Boosting return on investment for a new class of drug


Around the average human body are more than one trillion microbes, some of which produce biomolecules implicated in chronic diseases. Our client developed a variety of methods for reducing the negative effects of one such biomolecule, including a new class of drugs to inhibit its production. Because these new drugs target microbes, and not human cells, they have potential applications beyond human health. Our client asked Innovia to explore these applications to help create multiple revenue streams for this new class of drug.


Innovia investigated the synthesis routes and locations of the target biomolecule across a broad range of activities and industries in order to map the possible application areas. We assessed the relevance of each application by examining the sources of precursors, the conditions required for synthesis, and the existing pathways for metabolism or degradation. Using both a first-principles analysis and a detailed literature review, we examined the reasons why production of the biomolecule could have negative consequences in each application area. By bringing together our technical understanding and our commercial knowledge, we were able to identify the applications that would be most beneficial for the prospective customer.

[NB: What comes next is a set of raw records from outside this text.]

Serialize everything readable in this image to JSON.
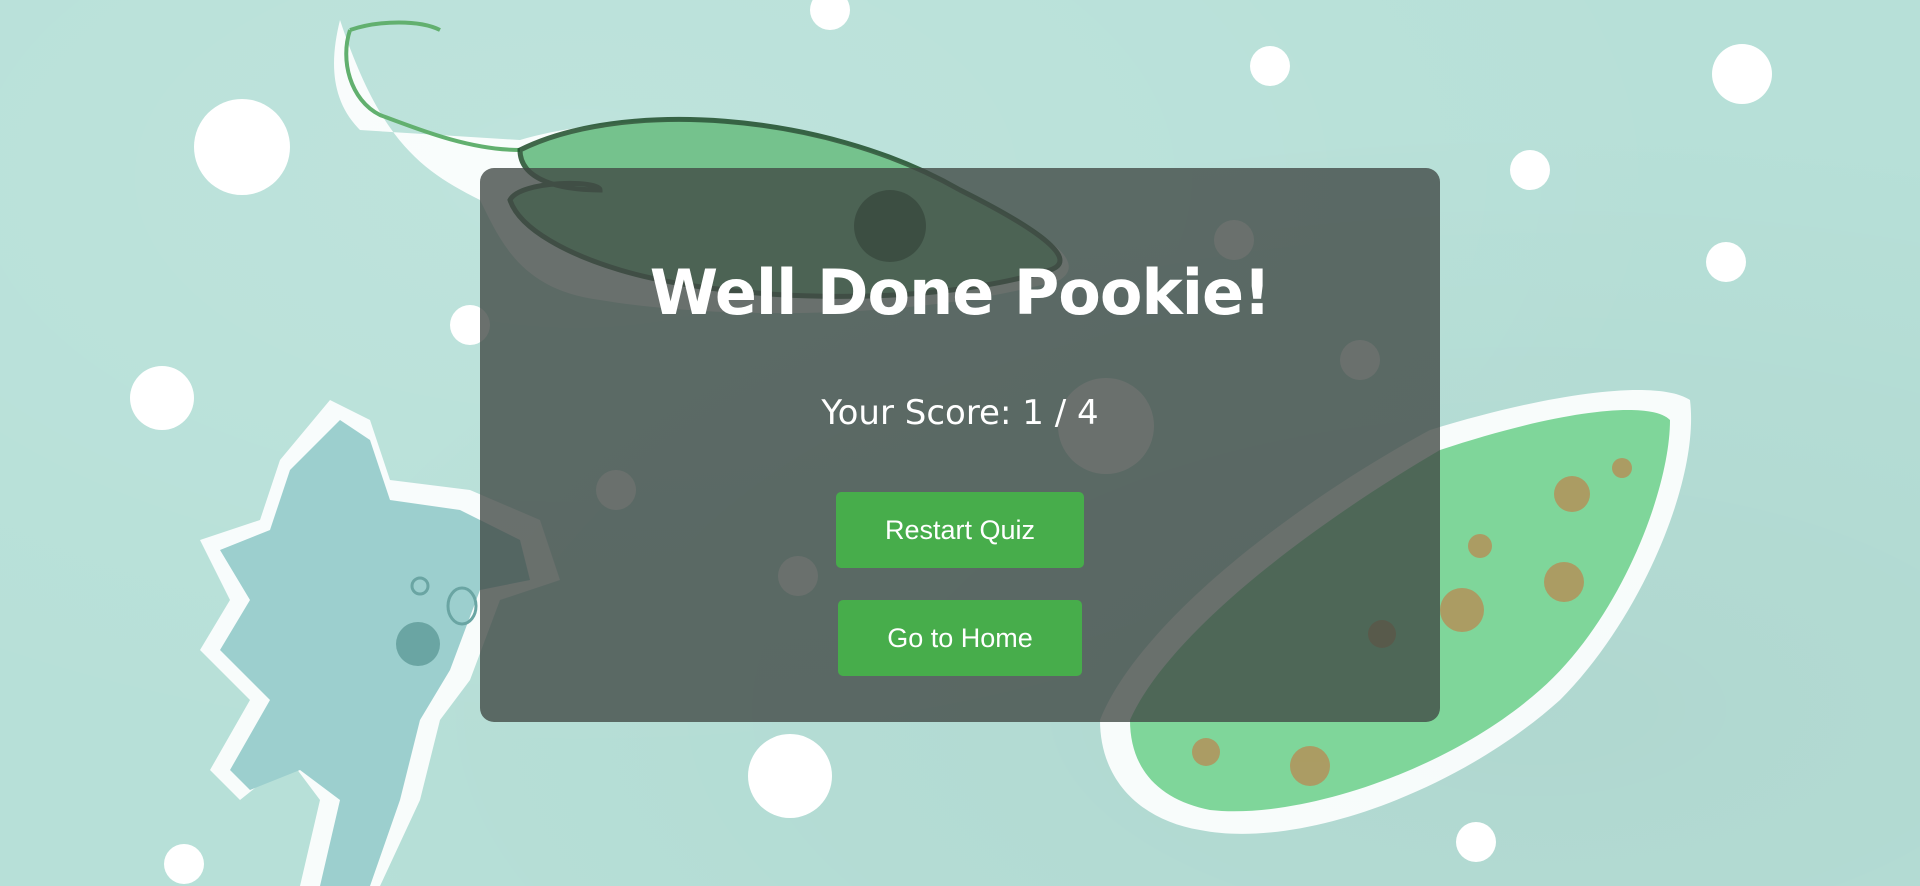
{
  "quiz_result": {
    "title": "Well Done Pookie!",
    "score_label": "Your Score:",
    "score_value": "1",
    "score_separator": "/",
    "score_total": "4",
    "restart_label": "Restart Quiz",
    "home_label": "Go to Home"
  },
  "colors": {
    "background": "#b7e0d8",
    "panel": "rgba(64,72,68,0.78)",
    "button": "#47ad4b",
    "text": "#ffffff"
  },
  "background_art": {
    "illustration": "microorganisms-paper-cutout",
    "icons": [
      "paramecium-icon",
      "amoeba-icon",
      "green-bacterium-icon",
      "bubble-icon"
    ]
  }
}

Three of the applications identified were commercially significant: in industrial biotechnology, human cosmetics, and animal health. For each, we identified the best routes to commercialisation, and potential industrial partners for development and regulatory approval. Ultimately, we highlighted several new avenues for commercial development and recommended a clear strategy to achieve a strong return on R&D investment.